Your instructions: Would you please copy each line below that includes the string "value"?

[Website and app data records]

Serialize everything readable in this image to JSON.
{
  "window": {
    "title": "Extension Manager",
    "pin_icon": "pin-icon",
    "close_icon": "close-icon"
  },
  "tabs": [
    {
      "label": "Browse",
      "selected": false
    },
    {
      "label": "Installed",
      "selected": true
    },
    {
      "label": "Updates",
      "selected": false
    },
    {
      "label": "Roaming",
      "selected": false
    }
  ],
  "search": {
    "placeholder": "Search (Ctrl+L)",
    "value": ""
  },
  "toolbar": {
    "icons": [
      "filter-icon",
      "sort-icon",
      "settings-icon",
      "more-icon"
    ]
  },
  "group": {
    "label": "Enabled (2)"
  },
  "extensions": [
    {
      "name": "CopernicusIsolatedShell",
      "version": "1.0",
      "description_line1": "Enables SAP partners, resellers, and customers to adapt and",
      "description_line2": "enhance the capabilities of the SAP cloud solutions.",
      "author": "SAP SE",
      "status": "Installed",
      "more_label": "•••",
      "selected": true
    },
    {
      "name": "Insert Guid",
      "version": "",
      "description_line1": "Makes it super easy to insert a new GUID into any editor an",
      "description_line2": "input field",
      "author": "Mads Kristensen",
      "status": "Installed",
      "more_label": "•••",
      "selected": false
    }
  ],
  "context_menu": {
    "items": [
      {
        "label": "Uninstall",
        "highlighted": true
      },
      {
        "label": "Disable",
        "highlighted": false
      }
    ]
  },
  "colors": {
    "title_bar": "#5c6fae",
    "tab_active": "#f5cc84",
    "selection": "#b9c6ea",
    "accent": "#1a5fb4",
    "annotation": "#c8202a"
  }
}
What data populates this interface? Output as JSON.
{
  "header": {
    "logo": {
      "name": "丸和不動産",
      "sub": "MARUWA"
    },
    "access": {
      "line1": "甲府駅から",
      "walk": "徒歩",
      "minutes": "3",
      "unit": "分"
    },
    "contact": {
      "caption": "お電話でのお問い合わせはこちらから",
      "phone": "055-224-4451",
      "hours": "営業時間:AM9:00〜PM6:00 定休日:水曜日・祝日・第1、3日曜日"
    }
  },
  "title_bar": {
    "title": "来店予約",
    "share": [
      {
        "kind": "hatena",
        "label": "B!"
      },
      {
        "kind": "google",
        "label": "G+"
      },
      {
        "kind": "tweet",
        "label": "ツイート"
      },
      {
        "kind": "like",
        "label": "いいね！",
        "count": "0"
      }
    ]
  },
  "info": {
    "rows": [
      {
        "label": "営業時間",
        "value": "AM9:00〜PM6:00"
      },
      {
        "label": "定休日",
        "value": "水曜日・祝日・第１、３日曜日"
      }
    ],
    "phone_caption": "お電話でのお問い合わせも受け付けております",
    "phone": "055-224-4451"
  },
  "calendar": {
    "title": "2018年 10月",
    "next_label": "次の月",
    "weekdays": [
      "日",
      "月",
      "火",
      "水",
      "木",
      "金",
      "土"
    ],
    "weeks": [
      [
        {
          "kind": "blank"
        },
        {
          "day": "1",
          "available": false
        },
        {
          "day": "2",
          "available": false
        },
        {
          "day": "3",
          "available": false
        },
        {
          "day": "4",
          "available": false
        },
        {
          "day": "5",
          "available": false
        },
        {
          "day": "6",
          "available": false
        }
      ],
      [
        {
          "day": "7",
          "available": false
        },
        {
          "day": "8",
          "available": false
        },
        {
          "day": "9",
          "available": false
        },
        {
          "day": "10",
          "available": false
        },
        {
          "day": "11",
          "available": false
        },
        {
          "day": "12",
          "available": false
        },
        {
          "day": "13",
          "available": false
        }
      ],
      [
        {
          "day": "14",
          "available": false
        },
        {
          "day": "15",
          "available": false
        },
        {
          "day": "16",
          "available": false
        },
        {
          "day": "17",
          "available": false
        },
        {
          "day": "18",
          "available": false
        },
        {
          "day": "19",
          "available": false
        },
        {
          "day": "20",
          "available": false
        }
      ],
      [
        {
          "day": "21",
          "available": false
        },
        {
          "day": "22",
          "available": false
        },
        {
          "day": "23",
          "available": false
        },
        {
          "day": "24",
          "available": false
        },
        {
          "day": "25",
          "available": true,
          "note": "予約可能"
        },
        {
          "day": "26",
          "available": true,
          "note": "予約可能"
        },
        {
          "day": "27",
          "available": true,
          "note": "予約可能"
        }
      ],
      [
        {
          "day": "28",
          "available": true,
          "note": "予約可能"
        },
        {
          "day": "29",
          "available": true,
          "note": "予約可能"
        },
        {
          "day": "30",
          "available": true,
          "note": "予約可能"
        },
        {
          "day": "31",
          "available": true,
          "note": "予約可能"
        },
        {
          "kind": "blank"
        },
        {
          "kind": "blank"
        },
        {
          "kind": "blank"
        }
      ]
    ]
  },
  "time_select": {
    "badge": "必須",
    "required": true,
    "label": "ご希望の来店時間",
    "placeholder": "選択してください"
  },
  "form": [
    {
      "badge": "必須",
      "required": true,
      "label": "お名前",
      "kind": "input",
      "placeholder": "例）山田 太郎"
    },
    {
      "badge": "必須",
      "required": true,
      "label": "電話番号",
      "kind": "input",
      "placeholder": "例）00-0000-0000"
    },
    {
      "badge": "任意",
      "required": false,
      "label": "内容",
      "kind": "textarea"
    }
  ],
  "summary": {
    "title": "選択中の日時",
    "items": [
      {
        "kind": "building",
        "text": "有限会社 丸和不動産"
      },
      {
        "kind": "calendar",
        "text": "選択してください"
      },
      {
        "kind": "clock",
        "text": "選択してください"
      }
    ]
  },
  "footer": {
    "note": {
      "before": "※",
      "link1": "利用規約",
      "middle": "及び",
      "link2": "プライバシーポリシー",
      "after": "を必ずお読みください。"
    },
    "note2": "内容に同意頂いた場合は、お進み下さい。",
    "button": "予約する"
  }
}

Finished task:
    "value": ""
        "value": "AM9:00〜PM6:00"
        "value": "水曜日・祝日・第１、３日曜日"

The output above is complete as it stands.